Versus the competiton:
Continuing on the topic of cars from the folks at Chevrolet, we tested the 1994 Caprice Classic. The exterior was finished in a lush, dark cherry metallic, which meant no one hailed our vehicle for a ride to the train station at night. The Caprice is as attractive in dark colors as it is ugly when it is dressed in yellow and has a fare meter on the dash.
Recently we drove the Roadmaster, the Buick version of the full-size, rear-wheel-drive Caprice. Like the Roadmaster, the Caprice was equipped with alimited-slip differential ($250). As with the Roadmaster, we experienced bad weather in the Caprice.

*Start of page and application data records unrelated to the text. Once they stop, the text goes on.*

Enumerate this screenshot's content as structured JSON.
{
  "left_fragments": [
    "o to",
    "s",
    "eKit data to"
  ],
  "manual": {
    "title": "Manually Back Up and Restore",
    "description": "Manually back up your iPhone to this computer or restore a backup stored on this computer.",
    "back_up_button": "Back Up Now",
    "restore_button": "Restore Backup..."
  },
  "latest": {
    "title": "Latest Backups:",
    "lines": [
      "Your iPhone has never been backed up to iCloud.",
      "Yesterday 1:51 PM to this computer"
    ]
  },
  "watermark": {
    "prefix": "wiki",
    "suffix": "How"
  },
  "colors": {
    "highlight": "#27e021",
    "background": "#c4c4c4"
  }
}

Unlike the Roadmaster’s rear end, however, the Caprice’s stayed in its own lane when we accelerated, made turns or took corners on snow-covered roads. Limited-slip performed well in the Caprice, and handling was stable, while it was dicey in the Roadmaster. Give credit to the ride-and-handling suspension ($49) as well.
For 1994 the 5-liter V-8 is replaced with a 4.3-liter V-6 that produces 200horsepower, 30 more than the old 5-liter. The V-6 sure felt like a small-blockV-8 under the hood. The EPA mileage rating is a respectable 18 m.p.g. city/26 highway with the standard four-speed automatic transmission.
Caprice offers a complete package: lots of room and comfort; very good rideand handling; above-average fuel economy; and standard four-wheel, anti-lock brakes and dual air bags.
The base price is $18,995. Our test car added cloth seats at $223; trunk cargo net at $30 (perhaps a $29 markup for what looks like a grocery bag); rear-window defogger at $170; pin-striping at $61 (a bigger markup than for the grocery bag); deluxe wheel covers at $70 (no comment); upgraded whitewall tires at $176; upgraded AM-FM stereo with digital clock and compact-disc player at $256; and an option package consisting of all the power goodies-fromseats to windows to mirrors-at $1,607. With a $575 freight charge, the stickertopped $22,000.